The abdominal muscles support the pelvic floor. If you have exercised before pregnancy, the chances are that strength of your abs may exceed the strength of your pelvic muscles. That is why it’s important to start working on the condition of the pelvic floor first and then slowly build up to harder core workout. Be careful not to overwork the outside core muscles without previous pelvic floor strengthening!
When dealing with the weak pelvic floor, it is important to know which core exercises are safe for you. Forget crunches, sit-ups or double-leg lowers. Any challenging or strong abdominal exercises are a no-go until your pelvic muscles are healed and strengthened again. Opt for gentle exercises that tone your abs while placing minimal pressure on the pelvic floor:
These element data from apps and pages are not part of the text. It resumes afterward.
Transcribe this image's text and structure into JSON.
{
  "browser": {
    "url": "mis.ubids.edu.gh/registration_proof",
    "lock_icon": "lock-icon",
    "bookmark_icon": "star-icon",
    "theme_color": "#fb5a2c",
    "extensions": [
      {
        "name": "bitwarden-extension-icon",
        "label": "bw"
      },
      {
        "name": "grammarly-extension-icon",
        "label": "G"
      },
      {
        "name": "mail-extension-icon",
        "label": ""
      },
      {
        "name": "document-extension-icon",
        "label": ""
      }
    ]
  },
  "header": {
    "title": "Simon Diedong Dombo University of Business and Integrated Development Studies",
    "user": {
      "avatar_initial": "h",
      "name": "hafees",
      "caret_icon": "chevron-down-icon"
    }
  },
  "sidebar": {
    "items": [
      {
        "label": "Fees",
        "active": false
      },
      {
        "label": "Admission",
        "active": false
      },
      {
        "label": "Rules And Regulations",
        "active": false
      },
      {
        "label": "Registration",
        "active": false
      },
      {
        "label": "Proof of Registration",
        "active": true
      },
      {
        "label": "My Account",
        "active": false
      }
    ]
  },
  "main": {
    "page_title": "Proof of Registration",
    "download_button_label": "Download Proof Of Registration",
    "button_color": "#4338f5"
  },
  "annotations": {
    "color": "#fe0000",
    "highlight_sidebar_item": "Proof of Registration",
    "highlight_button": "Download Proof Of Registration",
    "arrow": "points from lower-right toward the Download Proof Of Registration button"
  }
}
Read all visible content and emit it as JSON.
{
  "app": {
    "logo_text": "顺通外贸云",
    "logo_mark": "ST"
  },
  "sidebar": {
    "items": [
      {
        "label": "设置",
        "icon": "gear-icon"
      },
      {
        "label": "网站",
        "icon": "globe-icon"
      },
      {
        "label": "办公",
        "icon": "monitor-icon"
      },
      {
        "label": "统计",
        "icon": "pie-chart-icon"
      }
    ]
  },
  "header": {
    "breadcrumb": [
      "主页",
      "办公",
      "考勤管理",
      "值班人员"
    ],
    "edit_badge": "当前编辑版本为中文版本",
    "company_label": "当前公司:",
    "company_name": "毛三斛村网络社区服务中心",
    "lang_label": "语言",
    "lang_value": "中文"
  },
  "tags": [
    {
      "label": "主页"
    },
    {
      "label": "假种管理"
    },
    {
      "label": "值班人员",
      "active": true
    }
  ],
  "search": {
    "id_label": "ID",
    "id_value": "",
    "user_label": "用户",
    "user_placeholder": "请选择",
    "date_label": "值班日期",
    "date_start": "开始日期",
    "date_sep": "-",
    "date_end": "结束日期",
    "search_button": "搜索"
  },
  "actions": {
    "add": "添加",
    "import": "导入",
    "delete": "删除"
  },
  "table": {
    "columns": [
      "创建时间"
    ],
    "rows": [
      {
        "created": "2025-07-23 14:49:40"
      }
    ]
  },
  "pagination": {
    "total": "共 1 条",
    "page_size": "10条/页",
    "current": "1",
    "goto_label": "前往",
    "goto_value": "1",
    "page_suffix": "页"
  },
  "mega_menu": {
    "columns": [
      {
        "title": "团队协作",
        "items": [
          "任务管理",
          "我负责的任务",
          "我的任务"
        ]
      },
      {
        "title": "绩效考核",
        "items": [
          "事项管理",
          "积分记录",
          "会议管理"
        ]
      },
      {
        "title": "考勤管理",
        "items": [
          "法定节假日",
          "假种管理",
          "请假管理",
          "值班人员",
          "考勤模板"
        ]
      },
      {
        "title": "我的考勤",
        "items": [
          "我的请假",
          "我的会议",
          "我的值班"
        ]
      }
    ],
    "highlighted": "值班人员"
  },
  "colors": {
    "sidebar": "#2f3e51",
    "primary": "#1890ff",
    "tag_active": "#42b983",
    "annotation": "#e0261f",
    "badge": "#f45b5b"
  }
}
Arm and leg lift on all four
This move provides great toning to your abs as well as strengthens your spine. To begin, put yourself on all fours and then reach your right arm in front of your body and at the same time, extend your left leg behind your body. Hold for a couple of seconds and repeat on alternate sides. Try to do as many reps as comfortable (10-15 reps)
Leg lift sitting on the ball
This exercise looks so easy, but it actually puts your deep abdominal muscles into some serious training. Sit on the exercise ball, hold onto it with your fingers. Make sure you have a good posture throughout the exercise. Slowly lift your right knee and put your left foot off the ground. Alternate sides. Do 10 reps to each side.
One exercise, that is super important and has a great impact on strengthening the pelvic floor muscles is simple, yet most of us tend to overlook it. It is the good body posture. Try to watch your body alignment throughout the day – not only it helps to tone your pelvic muscles – perfect posture makes you look slimmer, taller and more attractive! And that’s what we want, moms. Right? 🙂
There are so many benefits you will get with a stronger core and pelvic floor. Apart from eliminating leaks, a strong core will take the strain off your back, you’ll have a slimmer waist and flatter stomach. Your period will be less painful and what is even better, your sex life will improve as well! Investing some time in your core and pelvic floor definitely pays off, what do you think? 🙂
How have you managed to heal your pelvic floor after birth? I would like to read about your experience in comments below!